- Try and take a different point of view to the masses. If a journalist has got nine separate people saying roughly the same thing then you are competing for airtime. If you take a contrary opinion to the rest of the sheep then you immediately stand out.
- Be human. Don’t make your spokespeople sound like robots. We’re writing for people here, so speak like a real person, not like a corporate drone.
- Clarify exactly what is needed. If the journalist’s initial request is a little generic then feel free drill down into a bit more detail. At this stage, the brief their editor has given them may well be fairly open, so if you are savvy, this is your time to suggest different angles.
- Make sure you have stock items like photos and case studies on file.
If you scan a lot of news releases you’ll notice a high proportion of them use a similar sort of language. It’s the language of corporate speak, only to be found in PR and marketing materials and never used by anyone in real life. There seems to be a distinct lack of creativity when it comes to using adjectives in external communications. The worst culprits are the words ‘leading’ and ‘delighted’.
Why can’t PRs think of more words to use than ‘leading’ and ‘delighted’?! It seems like every company is a leader and every spokesperson is always gushing that they are delighted about winning a new client, hiring a new manager or winning an award. Why don’t you stop and think for a moment about whether this is really news and what you really feel about it.

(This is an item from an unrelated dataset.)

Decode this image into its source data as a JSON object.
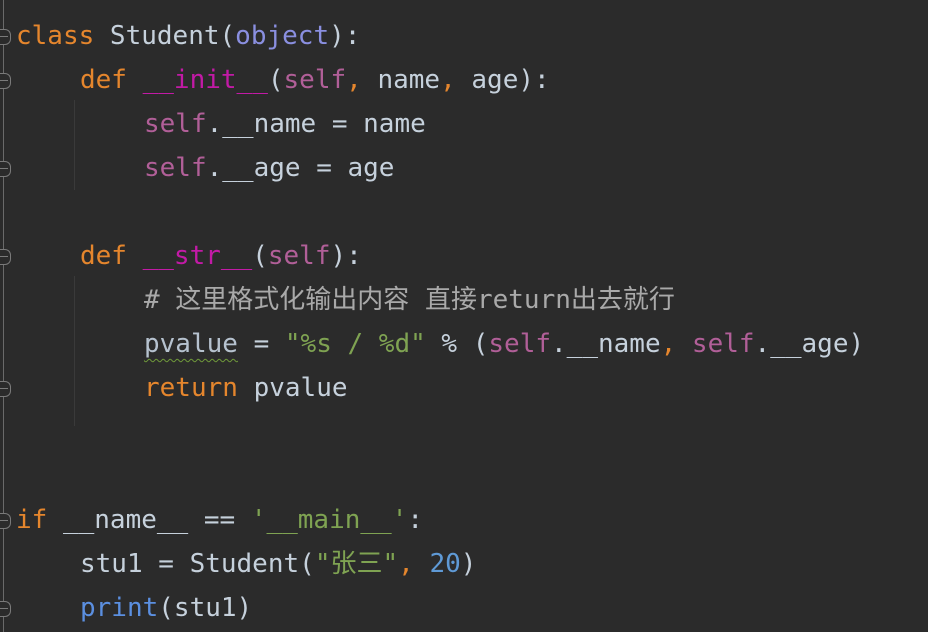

Let’s take leading first – it’s actually ridiculous to use this adjective when you think about it, because so few companies ever substantiate or qualify this claim. Do you sell the most, do you have the most customers or members, are you the fastest growing, have you won the most awards, are you the most trusted by consumers? If you are, then say you are – don’t just say you are the number one. In any case, no journalist is ever, in a million years, going to write about your company in the exact same way as you have presented it in your carefully crafted news release.
Secondly, we come to ‘delighted’. If you look on twitter for #delighted there are an increasing bunch of well-respected journalists who tweet every time some hapless spokesperson uses ‘delighted’ in a quote. And the rest of us are all having a good laugh at the spokespeople’s (and PR’s) expense.
Are you really delighted? Can you not think of something else to say?
Being lazy about language makes your news look like an identikit communication and undermines what is a potentially serious or interesting message. Get creative and do yourself justice.
We all know that journalists are bombarded with PR material every day and that unfortunately, some of it is poorly targeted, poorly produced and not relevant. Journalists can actually get some brilliant story ideas from PRs, as well as really useful content to enhance an existing story and vital statistics, quotes and case studies within very tight deadlines.
So I guess the answer to the above question depends on whether the PR is trying to ‘get a story to run’ or ‘stop a story from running’. Journalists would have a pretty hard time functioning if there weren’t efficient PRs to organise spokespeople, source stats and case studies quickly or investigate customer stories. Similarly, they would probably rather have the mobile numbers of all the experts and top people than have to phone a press office and get an anodyne reactive statement.
Either way, journalists and PRs do depend on each other, but not exclusively, and less so since the advent of social media. Journalists source stories from readers, contacts, announcements, surveys and increasingly from bloggers and social media platforms such as Twitter. PRs need journalists to be featured in newspapers, magazines and on radio and TV, but now they can also go direct to their target audience via websites, podcasts, iPhone apps, forums, blogs, Facebook, YouTube etc etc.
It comes down to the skills of the PR individual and the ethos of the company as to whether the PR function is a barrier or a facilitator. But the acid test of who needs who more comes down to one simple thing – who pays for lunch – and that is still the PR.